The Tor Project runs Tor (“The Onion Router”), a network designed to provide its users with anonymity when using the Internet. Tor was originally developed by US Naval Intelligence, and a large part of support for the network still comes from government interests.
Tor was in the news recently as the high profile Silk Road anonymous marketplace for drugs was shut down. Silk Road had been hosted as a hidden node reachable only through Tor, and it ran openly on that network for years until a dedicated effort unmasked the organizer. The description of the resources used to take down Silk Road did not mention any specific attacks on Tor; the proprietor of Silk Road left behind enough clues through sloppy tradecraft that it was possible through diligent efforts to identify him based on his public postings. The takedown of Silk Road caused a disturbance in the Force as seen through the volatility in Bitcoin prices seen right after the system was taken down.
Most recently the Guardian printed a Bruce Schneier piece on Attacking Tor: how the NSA targets users’ online anonymity.

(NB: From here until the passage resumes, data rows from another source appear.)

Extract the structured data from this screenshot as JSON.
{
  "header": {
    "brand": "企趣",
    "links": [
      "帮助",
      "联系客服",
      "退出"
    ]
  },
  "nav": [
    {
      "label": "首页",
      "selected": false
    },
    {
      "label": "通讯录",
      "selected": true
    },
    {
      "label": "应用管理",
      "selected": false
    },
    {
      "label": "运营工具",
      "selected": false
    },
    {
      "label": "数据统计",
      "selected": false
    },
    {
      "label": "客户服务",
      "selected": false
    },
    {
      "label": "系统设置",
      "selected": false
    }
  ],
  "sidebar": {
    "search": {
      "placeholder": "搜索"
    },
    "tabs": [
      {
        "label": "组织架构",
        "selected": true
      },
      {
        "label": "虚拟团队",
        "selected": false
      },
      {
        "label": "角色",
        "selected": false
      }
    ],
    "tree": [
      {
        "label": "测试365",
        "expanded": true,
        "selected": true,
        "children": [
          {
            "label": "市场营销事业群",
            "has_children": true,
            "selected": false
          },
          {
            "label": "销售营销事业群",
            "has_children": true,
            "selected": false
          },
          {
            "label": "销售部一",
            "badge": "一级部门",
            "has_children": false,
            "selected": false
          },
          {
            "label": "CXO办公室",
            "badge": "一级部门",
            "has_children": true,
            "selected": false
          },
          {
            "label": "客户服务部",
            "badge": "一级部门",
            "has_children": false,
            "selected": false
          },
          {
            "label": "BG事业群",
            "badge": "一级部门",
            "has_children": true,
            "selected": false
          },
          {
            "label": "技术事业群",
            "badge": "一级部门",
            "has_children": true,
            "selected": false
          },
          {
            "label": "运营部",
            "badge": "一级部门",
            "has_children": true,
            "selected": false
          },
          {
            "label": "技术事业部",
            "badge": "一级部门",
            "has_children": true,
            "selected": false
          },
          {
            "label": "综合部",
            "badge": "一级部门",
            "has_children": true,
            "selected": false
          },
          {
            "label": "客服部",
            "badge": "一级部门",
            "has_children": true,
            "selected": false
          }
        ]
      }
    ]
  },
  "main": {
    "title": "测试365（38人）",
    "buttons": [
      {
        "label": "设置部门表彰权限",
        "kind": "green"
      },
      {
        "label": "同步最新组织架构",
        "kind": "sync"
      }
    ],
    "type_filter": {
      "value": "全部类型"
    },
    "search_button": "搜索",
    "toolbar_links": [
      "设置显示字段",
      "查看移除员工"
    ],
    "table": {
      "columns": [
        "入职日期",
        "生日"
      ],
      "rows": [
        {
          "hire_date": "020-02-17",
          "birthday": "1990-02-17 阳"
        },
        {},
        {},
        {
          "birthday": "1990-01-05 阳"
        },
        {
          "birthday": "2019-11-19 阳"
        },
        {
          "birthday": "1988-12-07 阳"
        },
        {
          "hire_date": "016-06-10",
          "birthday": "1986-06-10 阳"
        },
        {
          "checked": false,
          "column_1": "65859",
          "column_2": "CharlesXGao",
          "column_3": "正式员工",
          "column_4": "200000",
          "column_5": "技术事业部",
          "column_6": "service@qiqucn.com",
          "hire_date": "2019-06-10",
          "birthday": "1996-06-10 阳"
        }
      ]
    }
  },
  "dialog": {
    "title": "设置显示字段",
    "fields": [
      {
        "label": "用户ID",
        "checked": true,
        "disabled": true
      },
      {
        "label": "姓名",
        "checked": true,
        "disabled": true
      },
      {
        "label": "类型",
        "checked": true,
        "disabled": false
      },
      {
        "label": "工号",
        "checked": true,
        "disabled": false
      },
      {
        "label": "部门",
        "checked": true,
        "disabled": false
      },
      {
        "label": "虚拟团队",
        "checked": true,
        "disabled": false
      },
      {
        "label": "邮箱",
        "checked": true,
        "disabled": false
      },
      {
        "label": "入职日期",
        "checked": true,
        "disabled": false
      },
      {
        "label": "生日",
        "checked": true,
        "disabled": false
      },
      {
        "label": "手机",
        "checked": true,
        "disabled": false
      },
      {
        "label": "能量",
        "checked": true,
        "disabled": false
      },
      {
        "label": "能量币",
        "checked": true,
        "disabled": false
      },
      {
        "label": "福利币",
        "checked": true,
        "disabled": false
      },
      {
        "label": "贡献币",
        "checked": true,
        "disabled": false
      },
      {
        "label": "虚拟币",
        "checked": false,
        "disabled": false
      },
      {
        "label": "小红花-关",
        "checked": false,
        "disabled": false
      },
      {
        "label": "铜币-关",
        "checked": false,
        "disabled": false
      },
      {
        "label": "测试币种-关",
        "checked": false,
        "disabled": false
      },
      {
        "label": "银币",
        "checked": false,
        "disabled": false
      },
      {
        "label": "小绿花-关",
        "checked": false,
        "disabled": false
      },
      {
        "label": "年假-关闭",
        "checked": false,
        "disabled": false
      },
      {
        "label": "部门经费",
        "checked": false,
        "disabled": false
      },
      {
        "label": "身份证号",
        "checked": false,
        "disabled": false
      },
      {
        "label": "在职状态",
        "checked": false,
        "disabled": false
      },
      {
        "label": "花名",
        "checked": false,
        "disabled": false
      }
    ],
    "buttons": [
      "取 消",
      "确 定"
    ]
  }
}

It goes into detail on the flaws in browser implementations that can be used to attack Tor anonymity as well as the peculiar attacks that only the NSA can take out by doing monkey-in-the-middle attacks on the Tor (and Internet) infrastructure. It’s a good read, and exposes such lovely NSA code names as “EgotisticalGiraffe”.
The conclusion of the Schneier piece is that it’s not impossible to unmask the anonymity of Tor users, especially if they are sloppy in any way in their use of the system; there are enough bugs to go around in the components that make up a typical Tor browser bundle that it’s likely that a dedicated effort to entrap a specific user will succeed. But it’s hard work, and thus the Tor system works as its Naval Intelligence designers intended – only the most determined state actor can foil typical use of the system.